We live between darkness that comes from sin and light that resides in us and we see it flowing from the face of God; the distance between the two is a cross and everyone should aim. It is the same man on the road to divinity and in the darkness at the same time; no one of us will have a complete enlightenment before that God had elevated him to Himself in the last day. Yes there is a godly man, who separated himself from desire—this evil power from which all harmful evil flows—but this divine state may not last in this enlightened man for a long time. It comes and goes. Divinity is a project [aim]. That's why the Apostle says: "I don't do the good which I want and I do the evil which I don't want." Reaching the doors of the kingdom, even if it had some of a trained will, in its majority is "Light that God injects in the heart"—a divinity you taste in you. That's why we don't know exactly the secret of evil and we don't know the secret of good to the end.
Most of the people imagine for themselves sins they desire and divine goodness they like, and live with a lukewarm that make God vomit him out of His mouth. The warmth of God in us fatigued. We desire instead, this rottenness hidden inside our hearts; it distracts us away from this attraction to God because this attraction is a fiery desert. We know that in the beauty of God there is magic, we know in deep, that He is the salvation and peace. But the way to the last clearance is full of laceration. Abandon of all earthly care. Abandon for the eye, ear, touch, every evil word, every whisper of lust, every glory, every pride and any slavery we invented in order to nest in it and feel its warm.
For God to become your everything and for everything else to become nothing: no body, no mind and no education; this means that all these things had died or you have died. To be divine doesn't mean that you abolished your body, mind or education but that you accepted your God to be manipulating all these things in such a manner that your movement duality—movement to God and movement to what you have in the world—will be abolished. The world then, will be in God.

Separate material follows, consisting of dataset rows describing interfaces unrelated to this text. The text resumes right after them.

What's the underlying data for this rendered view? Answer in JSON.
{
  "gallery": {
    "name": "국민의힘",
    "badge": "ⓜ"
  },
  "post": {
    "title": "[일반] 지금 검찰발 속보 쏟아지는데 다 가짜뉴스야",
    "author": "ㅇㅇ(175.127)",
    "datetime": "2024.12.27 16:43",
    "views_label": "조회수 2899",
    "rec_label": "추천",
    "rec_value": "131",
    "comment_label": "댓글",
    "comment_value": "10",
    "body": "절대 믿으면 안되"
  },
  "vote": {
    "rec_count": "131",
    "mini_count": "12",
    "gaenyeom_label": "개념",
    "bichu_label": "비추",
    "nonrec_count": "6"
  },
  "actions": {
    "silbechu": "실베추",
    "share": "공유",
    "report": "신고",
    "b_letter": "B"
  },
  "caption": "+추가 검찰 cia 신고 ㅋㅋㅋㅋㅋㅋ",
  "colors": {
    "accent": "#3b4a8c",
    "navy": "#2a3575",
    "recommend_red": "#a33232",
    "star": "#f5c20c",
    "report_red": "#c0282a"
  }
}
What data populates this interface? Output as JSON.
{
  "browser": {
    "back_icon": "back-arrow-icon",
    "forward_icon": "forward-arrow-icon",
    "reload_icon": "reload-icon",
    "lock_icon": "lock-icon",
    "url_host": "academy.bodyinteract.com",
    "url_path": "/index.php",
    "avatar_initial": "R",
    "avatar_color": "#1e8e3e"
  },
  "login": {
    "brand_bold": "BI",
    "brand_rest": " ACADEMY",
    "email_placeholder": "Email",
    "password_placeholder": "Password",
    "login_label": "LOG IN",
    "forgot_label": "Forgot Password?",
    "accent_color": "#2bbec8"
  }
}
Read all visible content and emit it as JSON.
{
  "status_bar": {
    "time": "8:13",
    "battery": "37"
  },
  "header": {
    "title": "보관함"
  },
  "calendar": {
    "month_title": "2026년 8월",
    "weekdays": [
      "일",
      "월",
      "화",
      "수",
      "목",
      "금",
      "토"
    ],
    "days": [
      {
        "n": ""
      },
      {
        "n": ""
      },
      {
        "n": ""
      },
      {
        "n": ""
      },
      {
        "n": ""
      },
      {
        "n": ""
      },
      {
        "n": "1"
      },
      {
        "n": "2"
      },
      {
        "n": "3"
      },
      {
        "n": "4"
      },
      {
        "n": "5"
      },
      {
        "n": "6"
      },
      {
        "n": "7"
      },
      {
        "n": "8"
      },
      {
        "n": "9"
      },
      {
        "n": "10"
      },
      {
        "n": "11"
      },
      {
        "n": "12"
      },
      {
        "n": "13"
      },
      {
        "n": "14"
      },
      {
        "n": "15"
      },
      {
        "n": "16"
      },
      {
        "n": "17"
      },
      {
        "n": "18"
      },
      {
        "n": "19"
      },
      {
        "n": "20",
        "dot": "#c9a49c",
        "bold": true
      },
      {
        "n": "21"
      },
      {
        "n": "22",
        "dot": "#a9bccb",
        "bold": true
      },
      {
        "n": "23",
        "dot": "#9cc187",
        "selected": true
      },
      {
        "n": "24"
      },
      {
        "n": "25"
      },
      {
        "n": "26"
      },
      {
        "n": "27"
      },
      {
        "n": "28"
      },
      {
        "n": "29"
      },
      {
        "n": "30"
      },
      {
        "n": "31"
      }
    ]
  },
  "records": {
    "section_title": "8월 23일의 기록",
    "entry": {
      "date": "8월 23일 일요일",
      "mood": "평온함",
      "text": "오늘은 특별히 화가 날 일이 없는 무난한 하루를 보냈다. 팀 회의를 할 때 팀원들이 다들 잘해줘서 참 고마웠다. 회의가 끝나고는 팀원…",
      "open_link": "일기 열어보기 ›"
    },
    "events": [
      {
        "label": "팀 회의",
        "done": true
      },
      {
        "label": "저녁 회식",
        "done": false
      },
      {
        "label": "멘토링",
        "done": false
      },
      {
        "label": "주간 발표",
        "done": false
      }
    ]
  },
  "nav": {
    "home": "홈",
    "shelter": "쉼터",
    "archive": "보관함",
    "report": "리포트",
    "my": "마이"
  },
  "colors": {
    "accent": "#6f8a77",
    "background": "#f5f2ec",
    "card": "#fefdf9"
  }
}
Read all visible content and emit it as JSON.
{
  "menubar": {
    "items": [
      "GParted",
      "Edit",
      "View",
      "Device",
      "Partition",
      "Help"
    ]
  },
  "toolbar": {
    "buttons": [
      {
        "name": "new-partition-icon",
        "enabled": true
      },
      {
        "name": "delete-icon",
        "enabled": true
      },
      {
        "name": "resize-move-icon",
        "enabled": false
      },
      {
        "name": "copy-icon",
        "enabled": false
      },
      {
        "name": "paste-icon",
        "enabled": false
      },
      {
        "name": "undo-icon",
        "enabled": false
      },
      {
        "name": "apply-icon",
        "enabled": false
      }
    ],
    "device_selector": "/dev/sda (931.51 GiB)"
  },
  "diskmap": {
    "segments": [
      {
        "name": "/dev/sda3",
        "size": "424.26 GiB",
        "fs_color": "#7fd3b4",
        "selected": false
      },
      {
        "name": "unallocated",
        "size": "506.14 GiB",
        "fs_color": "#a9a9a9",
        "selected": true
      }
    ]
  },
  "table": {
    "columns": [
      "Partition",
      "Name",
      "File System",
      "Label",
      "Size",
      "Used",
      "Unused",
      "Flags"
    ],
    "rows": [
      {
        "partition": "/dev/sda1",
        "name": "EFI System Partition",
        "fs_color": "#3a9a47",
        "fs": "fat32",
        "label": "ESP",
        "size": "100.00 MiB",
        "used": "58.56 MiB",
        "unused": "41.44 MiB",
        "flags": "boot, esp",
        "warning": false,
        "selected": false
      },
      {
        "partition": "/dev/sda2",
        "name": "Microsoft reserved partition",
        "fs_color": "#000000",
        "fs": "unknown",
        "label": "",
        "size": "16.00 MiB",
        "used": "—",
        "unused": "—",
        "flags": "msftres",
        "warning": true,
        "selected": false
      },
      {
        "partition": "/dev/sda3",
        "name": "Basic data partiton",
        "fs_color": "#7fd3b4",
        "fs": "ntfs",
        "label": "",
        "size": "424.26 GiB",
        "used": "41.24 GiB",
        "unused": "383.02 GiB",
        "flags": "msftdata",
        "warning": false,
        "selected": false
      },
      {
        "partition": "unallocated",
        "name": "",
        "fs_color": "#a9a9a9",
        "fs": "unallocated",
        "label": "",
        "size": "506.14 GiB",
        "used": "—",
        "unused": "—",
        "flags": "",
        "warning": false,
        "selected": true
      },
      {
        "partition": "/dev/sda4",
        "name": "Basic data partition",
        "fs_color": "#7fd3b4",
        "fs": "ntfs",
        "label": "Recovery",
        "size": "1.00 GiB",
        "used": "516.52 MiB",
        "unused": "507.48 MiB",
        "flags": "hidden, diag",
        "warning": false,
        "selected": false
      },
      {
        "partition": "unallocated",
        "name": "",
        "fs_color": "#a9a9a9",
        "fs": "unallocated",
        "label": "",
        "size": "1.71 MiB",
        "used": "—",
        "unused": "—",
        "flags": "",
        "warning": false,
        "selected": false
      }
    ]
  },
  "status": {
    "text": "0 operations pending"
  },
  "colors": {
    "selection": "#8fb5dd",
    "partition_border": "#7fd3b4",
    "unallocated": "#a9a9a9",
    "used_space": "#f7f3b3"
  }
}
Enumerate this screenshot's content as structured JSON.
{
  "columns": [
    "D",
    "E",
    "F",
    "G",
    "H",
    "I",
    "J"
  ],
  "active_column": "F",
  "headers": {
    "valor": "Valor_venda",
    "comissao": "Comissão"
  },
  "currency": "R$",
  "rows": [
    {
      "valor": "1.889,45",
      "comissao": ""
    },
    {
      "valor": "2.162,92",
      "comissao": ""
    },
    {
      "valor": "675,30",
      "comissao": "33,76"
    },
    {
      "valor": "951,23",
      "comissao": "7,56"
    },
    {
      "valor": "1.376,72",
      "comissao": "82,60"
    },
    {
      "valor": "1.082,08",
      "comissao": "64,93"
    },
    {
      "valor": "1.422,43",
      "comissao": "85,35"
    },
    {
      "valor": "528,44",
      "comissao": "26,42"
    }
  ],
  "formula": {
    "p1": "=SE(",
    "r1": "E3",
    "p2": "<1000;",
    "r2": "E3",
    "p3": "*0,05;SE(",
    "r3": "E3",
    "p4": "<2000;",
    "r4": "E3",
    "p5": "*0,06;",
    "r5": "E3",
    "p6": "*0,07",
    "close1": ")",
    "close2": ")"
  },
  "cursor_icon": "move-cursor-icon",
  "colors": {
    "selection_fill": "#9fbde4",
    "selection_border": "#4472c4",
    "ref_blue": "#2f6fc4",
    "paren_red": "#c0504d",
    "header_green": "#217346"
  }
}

Remains the call of Christ: "be perfect, just as your Father in heaven is perfect"; is the last position and sole horizon that attracts us. This means that the human being in his present ache must long to every word that God said. Still perfection is impossible; meanwhile we still with this body. Careful not to desire what is less then the perfection because this means "the good of this and the evil of that." The biggest evil is when man accepts that it is good for him to balance sin with righteousness. Our target is to abolish the sin within us. A target we must work for with all our power. He who does not work for this target had blasphemed in the grace of God and His power in changing peoples. We must love living in love. No escape from this bitter reality which says that we will fall. But this reality doesn't forbid hope in terms that we must hope to get up every day. Perfection is not attained but its something we want every day in our fight against the desire. Perfection—as described by St. Gregory the theologian—is to aim for perfection. We aim through tears and in front of us stands the horizon of victory.
We now are a mixture of soul and dust. When will the dust disappear?

Published September 30, 1995 in the © An-Nahar, Lebanese news paper. Translated from original Arabic.